But the Environment and Land Court in Mombasa dismissed the case by the squatters, who had sued Pwani Jezozhum Company Ltd. The court said evidence showed it was filed seeking orders regarding a title deed that no longer exists.
“On a balance of probabilities, the evidence tendered shows that this title was surrendered and it has been subdivided into many plots with titles issued under the regime of the Registered Land Act,” ruled Justice Sila Munyao.
He also noted that the registers (green cards) to the (subdivided) titles were displayed in court and it was apparent that the squatters were seeking adverse possession to a title that no longer exists.
“It is trite that you cannot claim a title that is no longer in existence. On that ground alone, this suit must fail,” the judge said.
“It is thus not necessary for me to go deep into the evidence to analyse whether or not the evidence tendered demonstrates a peaceful, open and uninterrupted possession of at least 12 years before the suit was filed.”
Over 10 squatters had filed the case on behalf of others on November 5, 2009, claiming the title to the land by way of adverse possession.
According to an affidavit from one of the squatters, Kabu Mudachi, through a transfer dated October 1, 1987 and registered on October 30, 1987, Pwani Jezozhum was registered as proprietor of the land.
Mr Mudachi said that before the company purchased the land, he had been in occupation of it since 1964, and that in 1978 he built a house on it and has peacefully occupied it uninterrupted since.
He said that the other plaintiffs, too, said they had been living on the land before Pwani Jezozhum purchased it, had built houses and had been in possession of it for over 20 years when the case was filed.
Pwani Jezozhum opposed the case, saying it purchased the land with a loan from the Agrarian Building Society and the transfer was made on October 30 1987.
It said that on December 15 1987 a subdivision scheme was approved under terms that included reasonable compensation to squatters, if any, for their structures.
And on January 29 1988, the Mombasa Land Control Board gave consent to subdivide the land.

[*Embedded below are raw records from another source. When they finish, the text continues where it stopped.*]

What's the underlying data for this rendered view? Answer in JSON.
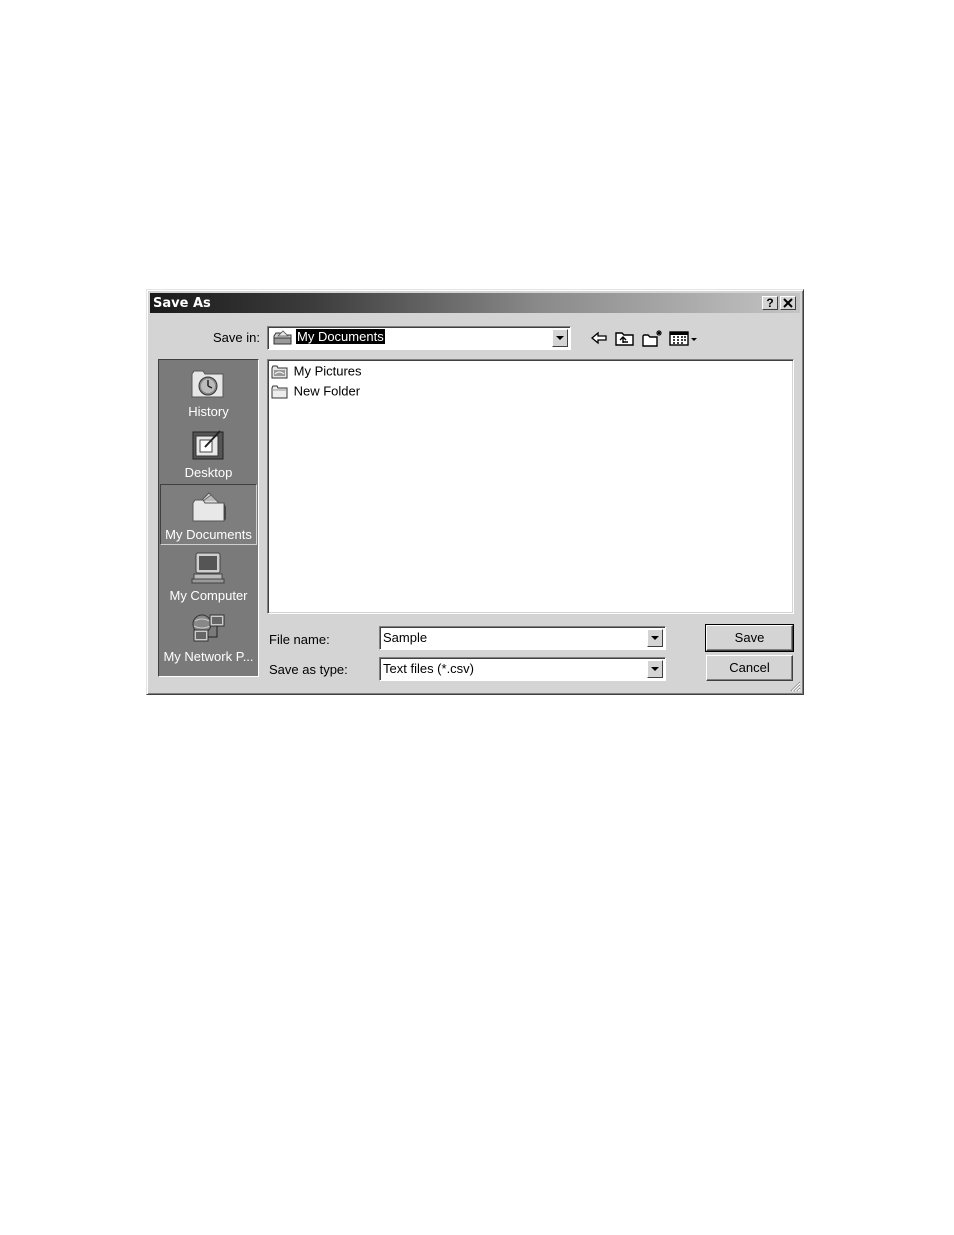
{
  "dialog": {
    "title": "Save As",
    "help_button": "?",
    "close_button": "✕"
  },
  "toolbar": {
    "save_in_label": "Save in:",
    "save_in_value": "My Documents",
    "save_in_icon": "my-documents-folder-icon",
    "buttons": [
      {
        "name": "back",
        "icon": "back-arrow-icon"
      },
      {
        "name": "up-one-level",
        "icon": "up-folder-icon"
      },
      {
        "name": "create-new-folder",
        "icon": "new-folder-icon"
      },
      {
        "name": "view-menu",
        "icon": "view-menu-icon"
      }
    ]
  },
  "places": [
    {
      "label": "History",
      "icon": "history-icon",
      "selected": false
    },
    {
      "label": "Desktop",
      "icon": "desktop-icon",
      "selected": false
    },
    {
      "label": "My Documents",
      "icon": "my-documents-icon",
      "selected": true
    },
    {
      "label": "My Computer",
      "icon": "my-computer-icon",
      "selected": false
    },
    {
      "label": "My Network P...",
      "icon": "my-network-places-icon",
      "selected": false
    }
  ],
  "files": [
    {
      "label": "My Pictures",
      "icon": "pictures-folder-icon"
    },
    {
      "label": "New Folder",
      "icon": "folder-icon"
    }
  ],
  "form": {
    "file_name_label": "File name:",
    "file_name_value": "Sample",
    "save_as_type_label": "Save as type:",
    "save_as_type_value": "Text files (*.csv)"
  },
  "buttons": {
    "save": "Save",
    "cancel": "Cancel"
  },
  "colors": {
    "dialog_face": "#d4d4d4",
    "places_bar": "#7a7a7a",
    "title_dark": "#1a1a1a",
    "title_light": "#c4c4c4"
  }
}
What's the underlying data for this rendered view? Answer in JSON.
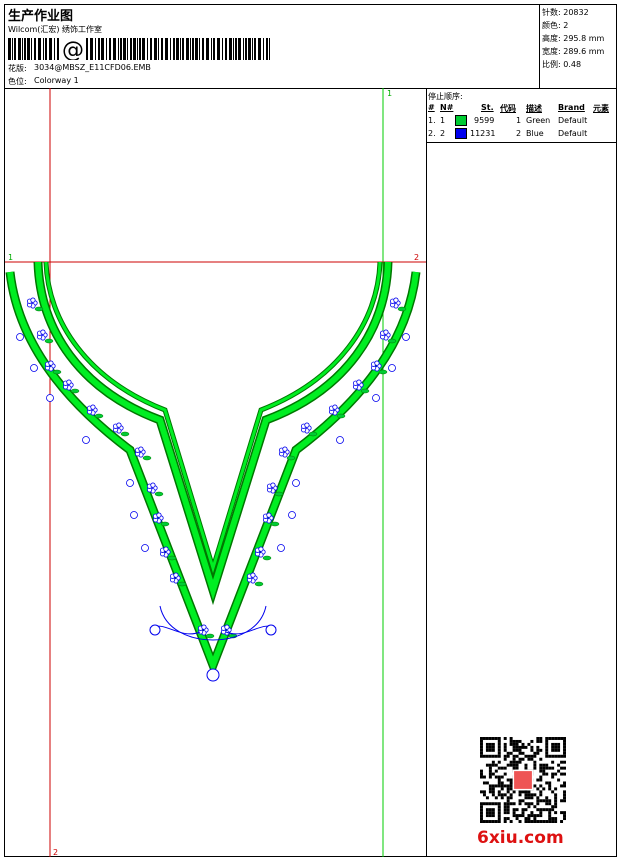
{
  "header": {
    "title": "生产作业图",
    "company": "Wilcom(汇宏) 绣饰工作室",
    "barcode_text": "@",
    "design_label": "花版:",
    "design_file": "3034@MBSZ_E11CFD06.EMB",
    "color_label": "色位:",
    "colorway": "Colorway 1"
  },
  "stats": {
    "stitches_label": "针数:",
    "stitches": "20832",
    "colors_label": "颜色:",
    "colors": "2",
    "height_label": "高度:",
    "height": "295.8 mm",
    "width_label": "宽度:",
    "width": "289.6 mm",
    "scale_label": "比例:",
    "scale": "0.48"
  },
  "sequence": {
    "title": "停止顺序:",
    "headers": [
      "#",
      "N#",
      "St.",
      "代码",
      "描述",
      "Brand",
      "元素"
    ],
    "rows": [
      {
        "idx": "1.",
        "n": "1",
        "st": "9599",
        "code": "1",
        "desc": "Green",
        "brand": "Default",
        "color": "#00cc33"
      },
      {
        "idx": "2.",
        "n": "2",
        "st": "11231",
        "code": "2",
        "desc": "Blue",
        "brand": "Default",
        "color": "#0000ee"
      }
    ]
  },
  "guides": {
    "top_left": "1",
    "top_right": "2",
    "right_top": "1",
    "bottom_left": "2"
  },
  "watermark": "6xiu.com",
  "colors": {
    "green": "#00cc33",
    "blue": "#0000ee",
    "guide_red": "#cc0000",
    "guide_green": "#00cc00"
  }
}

The subdivision involved change of use from agricultural to residential, commercial, educational, religious and health centre purposes.
The company said that on March 28, 1990 the Ministry of Lands, Housing and Physical Planning approved the subdivision scheme. The original title was then surrendered.